Ben Affleck is having a hard time wrapping his head around his proposed adaptation of The Stand. “I like the idea,” he told GQ. “It’s like The Lord of the Rings in America. And it’s about how we would reinvent ourselves as a society. If we started all over again, what would we do?” The film is still on his radar, but it won’t be the next thing he works on. “The script is not ready yet, it needs a lot more work.”
Jonathan Demme had sufficient problems with 11/22/63 that he decided to step away from the project. “This is a big book, with lots in it,” he told Indiewire. “And I loved certain parts of the book for the film more than Stephen did. We’re friends, and I had a lot of fun working on the script, but we were too apart on what we felt should be in and what should be out of the script. I had an option and I let it go. But I hope it’s moving forward, I really want to see that movie.”
The San Francisco Opera will present the world premiere of Tobias Picker’s Dolores Claiborne on Sept. 18 next year, the first of six performances running through October 4. The libretto is by J.D. McClatchy. Mezzo-soprano Dolora Zajick will sing the title character, soprano Elizabeth Futral will perform Vera Donovan, Susannah Biller the daughter Selena St. George, Wayne Tigges the husband Joe St. George, and Greg Fedderly will be Detective Thibodeau. George Manahan conducts and James Robinson directs.

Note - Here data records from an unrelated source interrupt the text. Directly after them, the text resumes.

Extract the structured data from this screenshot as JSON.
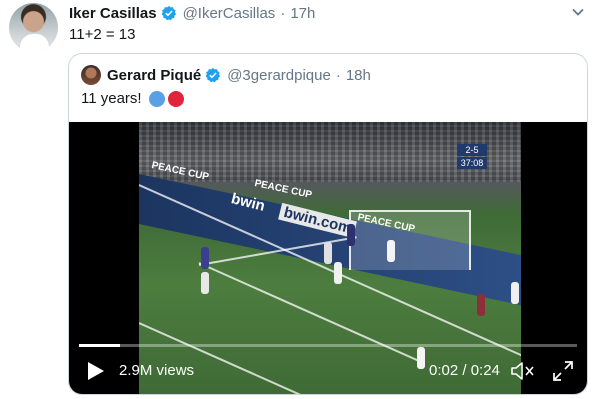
{
  "tweet": {
    "name": "Iker Casillas",
    "handle": "@IkerCasillas",
    "separator": "·",
    "time": "17h",
    "text": "11+2 = 13"
  },
  "quoted": {
    "name": "Gerard Piqué",
    "handle": "@3gerardpique",
    "separator": "·",
    "time": "18h",
    "text": "11 years!",
    "emoji_colors": [
      "#5aa0e6",
      "#e0243b"
    ]
  },
  "video": {
    "views": "2.9M views",
    "time": "0:02 / 0:24",
    "progress_fraction": 0.083,
    "scoreboard": [
      "2-5",
      "37:08"
    ],
    "ads": [
      "bwin",
      "bwin.com",
      "PEACE CUP",
      "PEACE CUP",
      "PEACE CUP"
    ]
  },
  "colors": {
    "verified": "#1da1f2",
    "handle": "#657786",
    "border": "#ccd6dd"
  }
}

Remember that famous “Study, Dammit” cover from the Maine Campus? The one adapted at King’s website to say “Read the FAQ, Dammit”? Well, the original artwork was discovered recently and you can now purchase copies, with proceeds going to support both The Maine Campus and scholarships at the University of Maine. Visit http://www.studydammit.com/.
Cemetery Dance announced the publication of my signed, limited edition chapbook, Twenty-First Century King recently. The 50-page booklet compiles my reviews of every book King has published in the 21st century, starting with “Riding the Bullet” and ending with The Wind Through the Keyhole. That adds up to 21 reviews and 21,000 words of text. Seems like a theme—the mystical number 21. There are only 750 copies. They make great stocking stuffers for the King fan in your life.
And, last but not least, I recently announced my third book, The Dark Tower Companion, to be published by New American Library (Penguin) in April 2013. This massive companion is 50% longer than The Road to the Dark Tower. It covers not only the eight books in the series, but also the Marvel graphic novel adaptations. I interviewed King for the book, along with Robin Furth, Richard Isanove (colorist), Peter David (script), Jae Lee (artist) and most of the subsequent artists. I also, much to my great delight, got to talk with Ron Howard and Akiva Goldsman about how they plan to adapt the series. The book features a comprehensive glossary and two maps drawn by none other than…me! It will be published as a trade paperback and a Kindle eBook, both of which can be pre-ordered at Amazon.